Monday, July 4, 2011

Freedom Isn't Free

Freedom isn't free!
Freedom isn't free!
You gotta pay the price
You gotta sacrifice
For your liberty.

So said the song on my father's Up With People album when I was a kid.

I used to hum that tune all the time, and this year it's come back to me. Maybe it's because my wife and I were in Boston last weekend and did the Freedom Walk, visiting those pre-revolutionary sites and reminding ourselves of that city's great history (before sampling absolutely AWESOME cannoli from Mike's Pastry in the north end).

I am one of those people the polar opposites of politics derides: I'm a moderate. I am as likely to vote my party as not; I'm one of those swing voters presidential candidates love to court. I'm a big fan of the political process, but not a big fan of politics. I vote in nearly every election, and have even when we've lived overseas. I watch political conventions (of both parties) and debates.

I appreciate that part of the strength of our union is also what strains it: the taking of sides, arguing of position, debate of views -- all those help to refine our direction.

I'm grateful for family members, friends and others who serve in our military. I'm grateful for the rule of law.

I have no Mormon pioneers in my genealogy; my parents were converts to the church long after wagon trains headed west. But we have plenty of American pioneers -- some who settled Virginia in the 1600s, some who settled the Pacific Northwest in the 1800s. While many of our immigrants came before this was a nation, others came in the great waves of immigration in the late nineteenth century.

When I was in high school, I spent a summer as an exchange student in Germany. Before I left, my father told me he suspected I'd find a lot of wonderful things in Germany -- and many might even seem much better than the US. He cautioned me, however, not to judge my home country too harshly. His counsel was wise (and maybe not even needed -- I was in the summer before my senior year and probably less aware of the world than he gave me credit for).

I later served my mission in Germany, and then have lived with my family in Latin America and twice in Asia.
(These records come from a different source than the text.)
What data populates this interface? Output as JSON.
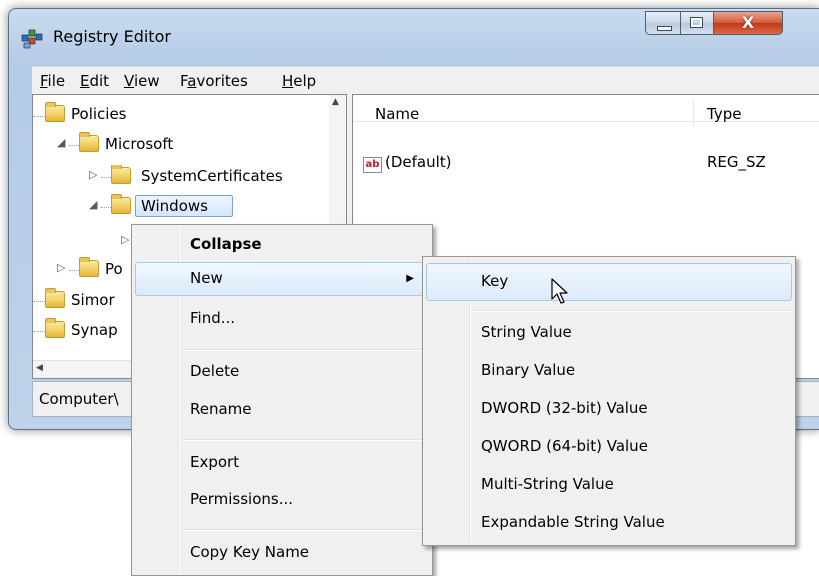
{
  "window": {
    "title": "Registry Editor",
    "close_glyph": "X",
    "app_icon": "registry-icon",
    "menubar": {
      "items": [
        {
          "name": "file",
          "label": "File"
        },
        {
          "name": "edit",
          "label": "Edit"
        },
        {
          "name": "view",
          "label": "View"
        },
        {
          "name": "favorites",
          "label": "Favorites"
        },
        {
          "name": "help",
          "label": "Help"
        }
      ]
    }
  },
  "tree": {
    "items": [
      {
        "label": "Policies"
      },
      {
        "label": "Microsoft"
      },
      {
        "label": "SystemCertificates"
      },
      {
        "label": "Windows"
      },
      {
        "label": "Po"
      },
      {
        "label": "Simor"
      },
      {
        "label": "Synap"
      }
    ]
  },
  "list": {
    "columns": [
      "Name",
      "Type"
    ],
    "rows": [
      {
        "name": "(Default)",
        "type": "REG_SZ",
        "icon": "string-value-icon",
        "icon_text": "ab"
      }
    ]
  },
  "statusbar": {
    "text": "Computer\\"
  },
  "context_menu": {
    "items": [
      "Collapse",
      "New",
      "Find...",
      "Delete",
      "Rename",
      "Export",
      "Permissions...",
      "Copy Key Name"
    ],
    "arrow": "▶"
  },
  "submenu": {
    "items": [
      "Key",
      "String Value",
      "Binary Value",
      "DWORD (32-bit) Value",
      "QWORD (64-bit) Value",
      "Multi-String Value",
      "Expandable String Value"
    ]
  },
  "colors": {
    "highlight_border": "#a8c8ed",
    "close_button": "#c7472a",
    "titlebar": "#b9cfe8"
  }
}
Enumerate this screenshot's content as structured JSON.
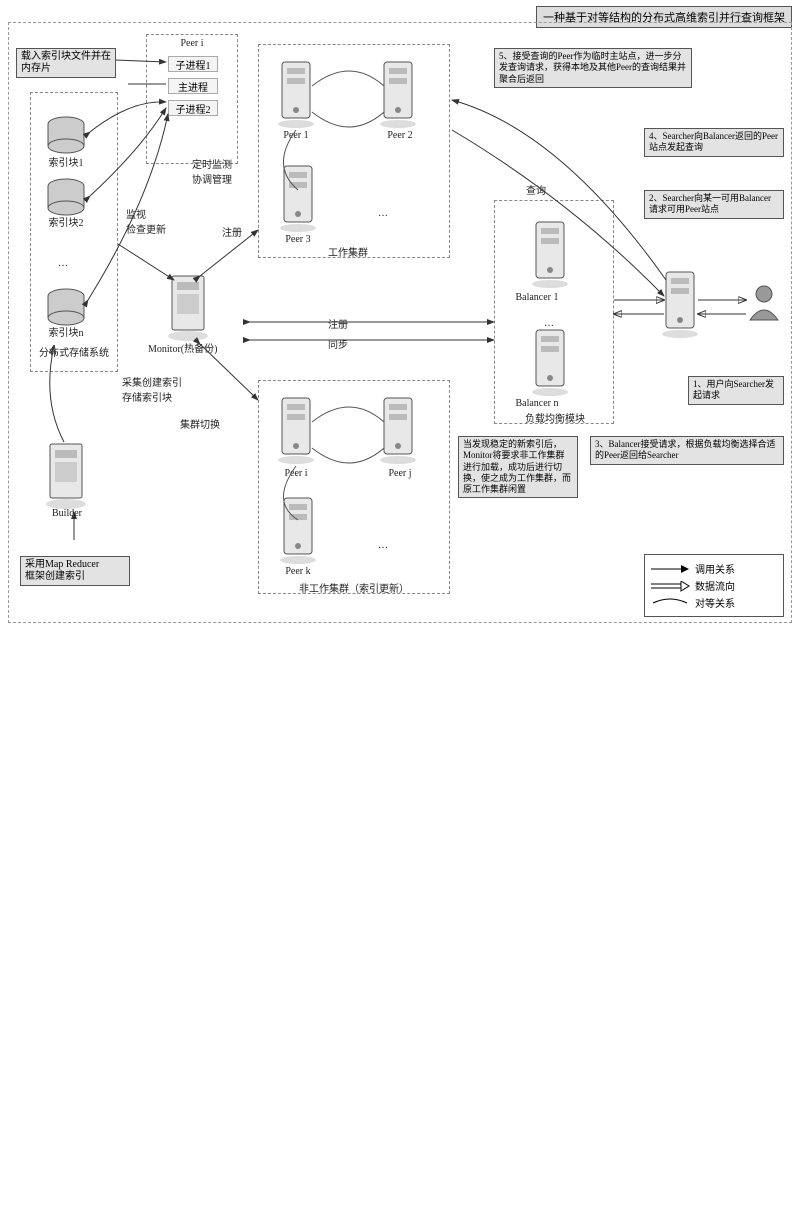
{
  "title": "一种基于对等结构的分布式高维索引并行查询框架",
  "left": {
    "load_note": "载入索引块文件并在内存片",
    "peer_i": "Peer i",
    "sub1": "子进程1",
    "main": "主进程",
    "sub2": "子进程2",
    "idx1": "索引块1",
    "idx2": "索引块2",
    "idxn": "索引块n",
    "dots": "…",
    "dist_storage": "分布式存储系统",
    "monitor_note": "监视\n检查更新",
    "builder": "Builder",
    "builder_note": "采集创建索引\n存储索引块",
    "map_reducer_note": "采用Map Reducer\n框架创建索引"
  },
  "center": {
    "peer1": "Peer 1",
    "peer2": "Peer 2",
    "peer3": "Peer 3",
    "work_cluster": "工作集群",
    "timer_note": "定时监测\n协调管理",
    "register": "注册",
    "register2": "注册",
    "sync": "同步",
    "monitor": "Monitor(热备份)",
    "switch_note": "集群切换",
    "peer_i2": "Peer i",
    "peer_j": "Peer j",
    "peer_k": "Peer k",
    "inactive_cluster": "非工作集群（索引更新）",
    "switch_detail": "当发现稳定的新索引后，Monitor将要求非工作集群进行加载，成功后进行切换，使之成为工作集群，而原工作集群闲置"
  },
  "right": {
    "step5": "5、接受查询的Peer作为临时主站点，进一步分发查询请求，获得本地及其他Peer的查询结果并聚合后返回",
    "query": "查询",
    "balancer1": "Balancer 1",
    "balancern": "Balancer n",
    "lb_module": "负载均衡模块",
    "step4": "4、Searcher向Balancer返回的Peer站点发起查询",
    "step2": "2、Searcher向某一可用Balancer请求可用Peer站点",
    "step1": "1、用户向Searcher发起请求",
    "step3": "3、Balancer接受请求，根据负载均衡选择合适的Peer返回给Searcher",
    "dots": "…"
  },
  "legend": {
    "call": "调用关系",
    "data": "数据流向",
    "peer": "对等关系"
  }
}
Each time, as happy as I was to be where I was, I've been happier to come home.

1 comment:

  1. Those 'Up With People' songs were certainly memorable - I still hum the tunes, and can come up with at least some of the lyrics. :)